--- Action item ---
Repeat the listing exactly, line by line.
Source material Block Start
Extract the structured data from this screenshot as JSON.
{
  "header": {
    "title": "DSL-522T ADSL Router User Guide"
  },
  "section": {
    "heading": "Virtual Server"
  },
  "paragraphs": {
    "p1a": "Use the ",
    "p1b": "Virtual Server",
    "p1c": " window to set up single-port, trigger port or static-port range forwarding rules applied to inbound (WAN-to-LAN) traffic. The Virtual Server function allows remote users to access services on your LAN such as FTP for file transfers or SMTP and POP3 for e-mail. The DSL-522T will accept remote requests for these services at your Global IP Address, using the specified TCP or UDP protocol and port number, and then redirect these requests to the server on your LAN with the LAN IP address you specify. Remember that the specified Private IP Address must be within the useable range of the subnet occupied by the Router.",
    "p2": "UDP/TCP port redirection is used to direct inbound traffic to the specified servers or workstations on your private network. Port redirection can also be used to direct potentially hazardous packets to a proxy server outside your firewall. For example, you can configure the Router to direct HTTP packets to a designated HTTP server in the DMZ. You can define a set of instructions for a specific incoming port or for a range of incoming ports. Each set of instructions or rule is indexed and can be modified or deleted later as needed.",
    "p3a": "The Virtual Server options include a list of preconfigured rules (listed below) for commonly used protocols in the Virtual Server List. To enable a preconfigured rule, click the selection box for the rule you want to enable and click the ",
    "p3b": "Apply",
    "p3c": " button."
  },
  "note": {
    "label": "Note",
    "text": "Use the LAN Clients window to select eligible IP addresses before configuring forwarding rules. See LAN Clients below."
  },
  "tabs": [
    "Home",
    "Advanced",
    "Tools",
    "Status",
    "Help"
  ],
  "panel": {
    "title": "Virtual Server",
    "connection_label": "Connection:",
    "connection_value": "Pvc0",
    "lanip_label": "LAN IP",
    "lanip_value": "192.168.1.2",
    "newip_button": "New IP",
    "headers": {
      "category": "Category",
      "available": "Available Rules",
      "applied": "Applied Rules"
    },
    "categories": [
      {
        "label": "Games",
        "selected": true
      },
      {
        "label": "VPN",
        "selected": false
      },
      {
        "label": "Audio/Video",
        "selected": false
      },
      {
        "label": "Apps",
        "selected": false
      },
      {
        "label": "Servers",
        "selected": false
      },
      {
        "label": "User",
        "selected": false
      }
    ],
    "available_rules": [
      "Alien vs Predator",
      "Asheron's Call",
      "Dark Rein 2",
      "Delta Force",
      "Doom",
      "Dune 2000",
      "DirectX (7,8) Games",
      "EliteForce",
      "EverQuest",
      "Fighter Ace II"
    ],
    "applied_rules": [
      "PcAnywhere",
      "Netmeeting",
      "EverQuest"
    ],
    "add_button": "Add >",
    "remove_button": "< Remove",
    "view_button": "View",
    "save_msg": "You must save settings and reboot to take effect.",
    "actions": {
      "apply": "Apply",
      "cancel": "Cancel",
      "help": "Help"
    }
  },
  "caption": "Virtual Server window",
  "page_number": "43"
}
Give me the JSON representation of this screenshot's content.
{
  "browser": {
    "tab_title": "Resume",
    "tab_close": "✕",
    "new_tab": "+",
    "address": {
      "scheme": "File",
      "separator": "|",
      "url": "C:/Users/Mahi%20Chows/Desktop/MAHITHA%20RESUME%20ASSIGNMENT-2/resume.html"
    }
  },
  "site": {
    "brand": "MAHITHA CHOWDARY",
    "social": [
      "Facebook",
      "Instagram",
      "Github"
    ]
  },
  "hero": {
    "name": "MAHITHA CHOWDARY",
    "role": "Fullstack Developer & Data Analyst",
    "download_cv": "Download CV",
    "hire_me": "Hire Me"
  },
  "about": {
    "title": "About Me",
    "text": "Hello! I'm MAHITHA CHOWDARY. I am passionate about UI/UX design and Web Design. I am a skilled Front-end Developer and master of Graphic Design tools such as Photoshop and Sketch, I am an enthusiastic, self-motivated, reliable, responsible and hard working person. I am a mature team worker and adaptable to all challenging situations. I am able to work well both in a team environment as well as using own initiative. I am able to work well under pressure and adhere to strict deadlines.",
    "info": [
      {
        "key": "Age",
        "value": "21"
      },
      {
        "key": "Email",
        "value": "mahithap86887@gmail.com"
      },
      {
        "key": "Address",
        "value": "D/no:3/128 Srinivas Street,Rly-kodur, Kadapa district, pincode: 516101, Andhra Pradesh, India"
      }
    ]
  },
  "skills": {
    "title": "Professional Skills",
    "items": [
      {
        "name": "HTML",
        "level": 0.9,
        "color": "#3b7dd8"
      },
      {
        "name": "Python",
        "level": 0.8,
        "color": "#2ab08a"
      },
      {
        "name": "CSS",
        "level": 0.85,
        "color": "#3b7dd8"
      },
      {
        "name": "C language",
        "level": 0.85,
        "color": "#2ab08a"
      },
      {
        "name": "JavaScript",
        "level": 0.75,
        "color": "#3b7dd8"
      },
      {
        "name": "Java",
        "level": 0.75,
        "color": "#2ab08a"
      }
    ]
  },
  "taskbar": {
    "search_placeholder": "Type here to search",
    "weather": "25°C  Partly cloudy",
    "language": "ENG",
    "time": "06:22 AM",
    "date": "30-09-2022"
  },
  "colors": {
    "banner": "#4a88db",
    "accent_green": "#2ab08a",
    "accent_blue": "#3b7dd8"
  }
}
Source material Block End
--- Solution for this exercise ---
Extract the structured data from this screenshot as JSON.
{
  "header": {
    "title": "DSL-522T ADSL Router User Guide"
  },
  "section": {
    "heading": "Virtual Server"
  },
  "paragraphs": {
    "p1a": "Use the ",
    "p1b": "Virtual Server",
    "p1c": " window to set up single-port, trigger port or static-port range forwarding rules applied to inbound (WAN-to-LAN) traffic. The Virtual Server function allows remote users to access services on your LAN such as FTP for file transfers or SMTP and POP3 for e-mail. The DSL-522T will accept remote requests for these services at your Global IP Address, using the specified TCP or UDP protocol and port number, and then redirect these requests to the server on your LAN with the LAN IP address you specify. Remember that the specified Private IP Address must be within the useable range of the subnet occupied by the Router.",
    "p2": "UDP/TCP port redirection is used to direct inbound traffic to the specified servers or workstations on your private network. Port redirection can also be used to direct potentially hazardous packets to a proxy server outside your firewall. For example, you can configure the Router to direct HTTP packets to a designated HTTP server in the DMZ. You can define a set of instructions for a specific incoming port or for a range of incoming ports. Each set of instructions or rule is indexed and can be modified or deleted later as needed.",
    "p3a": "The Virtual Server options include a list of preconfigured rules (listed below) for commonly used protocols in the Virtual Server List. To enable a preconfigured rule, click the selection box for the rule you want to enable and click the ",
    "p3b": "Apply",
    "p3c": " button."
  },
  "note": {
    "label": "Note",
    "text": "Use the LAN Clients window to select eligible IP addresses before configuring forwarding rules. See LAN Clients below."
  },
  "tabs": [
    "Home",
    "Advanced",
    "Tools",
    "Status",
    "Help"
  ],
  "panel": {
    "title": "Virtual Server",
    "connection_label": "Connection:",
    "connection_value": "Pvc0",
    "lanip_label": "LAN IP",
    "lanip_value": "192.168.1.2",
    "newip_button": "New IP",
    "headers": {
      "category": "Category",
      "available": "Available Rules",
      "applied": "Applied Rules"
    },
    "categories": [
      {
        "label": "Games",
        "selected": true
      },
      {
        "label": "VPN",
        "selected": false
      },
      {
        "label": "Audio/Video",
        "selected": false
      },
      {
        "label": "Apps",
        "selected": false
      },
      {
        "label": "Servers",
        "selected": false
      },
      {
        "label": "User",
        "selected": false
      }
    ],
    "available_rules": [
      "Alien vs Predator",
      "Asheron's Call",
      "Dark Rein 2",
      "Delta Force",
      "Doom",
      "Dune 2000",
      "DirectX (7,8) Games",
      "EliteForce",
      "EverQuest",
      "Fighter Ace II"
    ],
    "applied_rules": [
      "PcAnywhere",
      "Netmeeting",
      "EverQuest"
    ],
    "add_button": "Add >",
    "remove_button": "< Remove",
    "view_button": "View",
    "save_msg": "You must save settings and reboot to take effect.",
    "actions": {
      "apply": "Apply",
      "cancel": "Cancel",
      "help": "Help"
    }
  },
  "caption": "Virtual Server window",
  "page_number": "43"
}
Give me the JSON representation of this screenshot's content.
{
  "browser": {
    "tab_title": "Resume",
    "tab_close": "✕",
    "new_tab": "+",
    "address": {
      "scheme": "File",
      "separator": "|",
      "url": "C:/Users/Mahi%20Chows/Desktop/MAHITHA%20RESUME%20ASSIGNMENT-2/resume.html"
    }
  },
  "site": {
    "brand": "MAHITHA CHOWDARY",
    "social": [
      "Facebook",
      "Instagram",
      "Github"
    ]
  },
  "hero": {
    "name": "MAHITHA CHOWDARY",
    "role": "Fullstack Developer & Data Analyst",
    "download_cv": "Download CV",
    "hire_me": "Hire Me"
  },
  "about": {
    "title": "About Me",
    "text": "Hello! I'm MAHITHA CHOWDARY. I am passionate about UI/UX design and Web Design. I am a skilled Front-end Developer and master of Graphic Design tools such as Photoshop and Sketch, I am an enthusiastic, self-motivated, reliable, responsible and hard working person. I am a mature team worker and adaptable to all challenging situations. I am able to work well both in a team environment as well as using own initiative. I am able to work well under pressure and adhere to strict deadlines.",
    "info": [
      {
        "key": "Age",
        "value": "21"
      },
      {
        "key": "Email",
        "value": "mahithap86887@gmail.com"
      },
      {
        "key": "Address",
        "value": "D/no:3/128 Srinivas Street,Rly-kodur, Kadapa district, pincode: 516101, Andhra Pradesh, India"
      }
    ]
  },
  "skills": {
    "title": "Professional Skills",
    "items": [
      {
        "name": "HTML",
        "level": 0.9,
        "color": "#3b7dd8"
      },
      {
        "name": "Python",
        "level": 0.8,
        "color": "#2ab08a"
      },
      {
        "name": "CSS",
        "level": 0.85,
        "color": "#3b7dd8"
      },
      {
        "name": "C language",
        "level": 0.85,
        "color": "#2ab08a"
      },
      {
        "name": "JavaScript",
        "level": 0.75,
        "color": "#3b7dd8"
      },
      {
        "name": "Java",
        "level": 0.75,
        "color": "#2ab08a"
      }
    ]
  },
  "taskbar": {
    "search_placeholder": "Type here to search",
    "weather": "25°C  Partly cloudy",
    "language": "ENG",
    "time": "06:22 AM",
    "date": "30-09-2022"
  },
  "colors": {
    "banner": "#4a88db",
    "accent_green": "#2ab08a",
    "accent_blue": "#3b7dd8"
  }
}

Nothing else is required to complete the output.